What to do ->
Search the data for the word "this" and copy out every line that has it.

____ Source material

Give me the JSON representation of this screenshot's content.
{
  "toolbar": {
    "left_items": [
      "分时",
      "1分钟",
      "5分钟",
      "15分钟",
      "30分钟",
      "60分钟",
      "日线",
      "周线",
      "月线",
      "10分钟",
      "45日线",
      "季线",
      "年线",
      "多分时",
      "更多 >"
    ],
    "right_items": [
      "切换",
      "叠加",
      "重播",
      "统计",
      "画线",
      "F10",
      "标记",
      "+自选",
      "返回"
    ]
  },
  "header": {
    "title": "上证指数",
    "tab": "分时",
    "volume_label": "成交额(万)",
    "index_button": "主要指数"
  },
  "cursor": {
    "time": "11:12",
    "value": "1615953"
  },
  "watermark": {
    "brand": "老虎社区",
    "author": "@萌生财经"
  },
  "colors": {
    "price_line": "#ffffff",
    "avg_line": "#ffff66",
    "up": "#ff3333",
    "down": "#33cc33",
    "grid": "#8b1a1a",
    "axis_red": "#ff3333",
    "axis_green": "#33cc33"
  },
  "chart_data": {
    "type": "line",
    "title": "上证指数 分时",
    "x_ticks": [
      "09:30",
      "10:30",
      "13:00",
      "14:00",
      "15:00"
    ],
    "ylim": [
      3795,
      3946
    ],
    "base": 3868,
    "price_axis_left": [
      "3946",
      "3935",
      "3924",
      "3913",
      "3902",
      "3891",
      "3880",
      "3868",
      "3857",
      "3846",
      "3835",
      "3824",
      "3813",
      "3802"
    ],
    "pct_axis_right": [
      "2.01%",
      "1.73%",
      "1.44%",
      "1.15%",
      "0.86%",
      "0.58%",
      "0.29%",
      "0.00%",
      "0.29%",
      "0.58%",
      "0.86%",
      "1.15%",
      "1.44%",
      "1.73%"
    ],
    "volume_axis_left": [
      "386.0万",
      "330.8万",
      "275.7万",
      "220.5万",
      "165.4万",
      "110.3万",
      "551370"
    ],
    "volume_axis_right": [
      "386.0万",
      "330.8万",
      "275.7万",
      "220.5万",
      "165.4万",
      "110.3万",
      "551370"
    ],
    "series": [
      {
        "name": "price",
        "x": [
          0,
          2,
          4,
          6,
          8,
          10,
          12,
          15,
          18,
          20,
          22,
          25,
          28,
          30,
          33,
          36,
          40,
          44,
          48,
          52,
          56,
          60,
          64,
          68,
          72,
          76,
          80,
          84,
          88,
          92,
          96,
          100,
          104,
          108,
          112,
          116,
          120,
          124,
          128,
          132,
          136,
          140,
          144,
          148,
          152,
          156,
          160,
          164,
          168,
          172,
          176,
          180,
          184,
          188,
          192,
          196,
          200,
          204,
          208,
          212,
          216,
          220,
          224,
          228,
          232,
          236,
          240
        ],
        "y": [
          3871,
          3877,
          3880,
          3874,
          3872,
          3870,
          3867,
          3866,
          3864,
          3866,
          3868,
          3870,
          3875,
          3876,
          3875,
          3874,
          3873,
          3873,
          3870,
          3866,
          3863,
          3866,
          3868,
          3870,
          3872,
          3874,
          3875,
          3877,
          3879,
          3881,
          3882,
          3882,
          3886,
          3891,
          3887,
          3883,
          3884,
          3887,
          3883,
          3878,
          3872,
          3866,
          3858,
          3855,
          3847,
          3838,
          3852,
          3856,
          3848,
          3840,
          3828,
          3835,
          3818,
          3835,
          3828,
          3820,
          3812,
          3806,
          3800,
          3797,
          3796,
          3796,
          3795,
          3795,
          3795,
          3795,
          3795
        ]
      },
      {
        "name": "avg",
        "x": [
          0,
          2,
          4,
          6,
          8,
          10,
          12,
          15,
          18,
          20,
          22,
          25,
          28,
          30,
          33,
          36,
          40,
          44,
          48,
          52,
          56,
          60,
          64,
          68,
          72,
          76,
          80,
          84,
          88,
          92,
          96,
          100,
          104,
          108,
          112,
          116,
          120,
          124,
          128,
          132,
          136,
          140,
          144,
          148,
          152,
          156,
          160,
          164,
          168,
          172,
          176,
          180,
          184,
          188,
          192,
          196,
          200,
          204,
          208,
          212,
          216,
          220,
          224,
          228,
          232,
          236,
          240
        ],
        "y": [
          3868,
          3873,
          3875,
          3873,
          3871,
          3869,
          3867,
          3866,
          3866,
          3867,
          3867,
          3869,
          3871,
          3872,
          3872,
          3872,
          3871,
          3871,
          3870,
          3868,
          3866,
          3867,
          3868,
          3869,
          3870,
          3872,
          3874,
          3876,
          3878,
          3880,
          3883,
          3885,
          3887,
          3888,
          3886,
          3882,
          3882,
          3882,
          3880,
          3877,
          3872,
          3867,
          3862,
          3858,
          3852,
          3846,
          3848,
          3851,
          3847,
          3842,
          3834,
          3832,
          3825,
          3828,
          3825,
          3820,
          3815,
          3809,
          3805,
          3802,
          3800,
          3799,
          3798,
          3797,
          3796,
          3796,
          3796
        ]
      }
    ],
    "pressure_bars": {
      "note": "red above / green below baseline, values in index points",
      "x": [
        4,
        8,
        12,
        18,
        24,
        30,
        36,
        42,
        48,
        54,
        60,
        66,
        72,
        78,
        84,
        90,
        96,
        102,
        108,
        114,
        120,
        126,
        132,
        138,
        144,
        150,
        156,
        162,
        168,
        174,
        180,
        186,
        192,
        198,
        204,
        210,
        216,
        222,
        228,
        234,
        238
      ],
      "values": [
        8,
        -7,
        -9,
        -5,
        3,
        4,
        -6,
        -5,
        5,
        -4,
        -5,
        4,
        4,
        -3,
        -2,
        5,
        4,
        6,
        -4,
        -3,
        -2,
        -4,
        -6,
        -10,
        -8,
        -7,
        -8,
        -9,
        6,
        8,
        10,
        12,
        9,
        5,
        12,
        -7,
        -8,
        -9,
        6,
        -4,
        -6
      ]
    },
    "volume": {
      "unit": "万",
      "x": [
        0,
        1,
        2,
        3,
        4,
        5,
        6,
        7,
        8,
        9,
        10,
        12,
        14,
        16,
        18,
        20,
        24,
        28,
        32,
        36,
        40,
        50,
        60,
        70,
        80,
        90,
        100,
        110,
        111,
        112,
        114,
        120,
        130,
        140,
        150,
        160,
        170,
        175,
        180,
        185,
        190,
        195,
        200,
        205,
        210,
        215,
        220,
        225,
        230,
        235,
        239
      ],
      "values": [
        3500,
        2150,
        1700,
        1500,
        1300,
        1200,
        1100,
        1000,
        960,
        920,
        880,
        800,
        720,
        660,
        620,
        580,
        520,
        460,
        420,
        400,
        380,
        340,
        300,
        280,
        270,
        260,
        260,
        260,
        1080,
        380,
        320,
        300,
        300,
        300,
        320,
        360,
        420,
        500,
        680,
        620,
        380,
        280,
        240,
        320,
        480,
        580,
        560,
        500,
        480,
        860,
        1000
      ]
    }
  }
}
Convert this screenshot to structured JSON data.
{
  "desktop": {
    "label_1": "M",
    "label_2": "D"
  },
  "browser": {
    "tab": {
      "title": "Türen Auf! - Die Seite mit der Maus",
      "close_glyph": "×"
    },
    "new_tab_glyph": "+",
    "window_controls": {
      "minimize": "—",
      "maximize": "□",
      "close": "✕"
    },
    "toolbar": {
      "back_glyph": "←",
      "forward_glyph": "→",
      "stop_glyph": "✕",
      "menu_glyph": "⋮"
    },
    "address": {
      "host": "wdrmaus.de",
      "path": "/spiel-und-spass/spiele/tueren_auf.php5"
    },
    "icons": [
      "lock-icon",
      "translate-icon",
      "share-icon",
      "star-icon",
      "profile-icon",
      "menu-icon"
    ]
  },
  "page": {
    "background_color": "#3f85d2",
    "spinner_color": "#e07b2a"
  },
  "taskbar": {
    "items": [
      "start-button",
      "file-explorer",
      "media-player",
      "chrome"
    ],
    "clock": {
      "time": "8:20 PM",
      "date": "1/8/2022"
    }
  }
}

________

Output of the exercise ->
Give me the JSON representation of this screenshot's content.
Convert this screenshot to structured JSON data.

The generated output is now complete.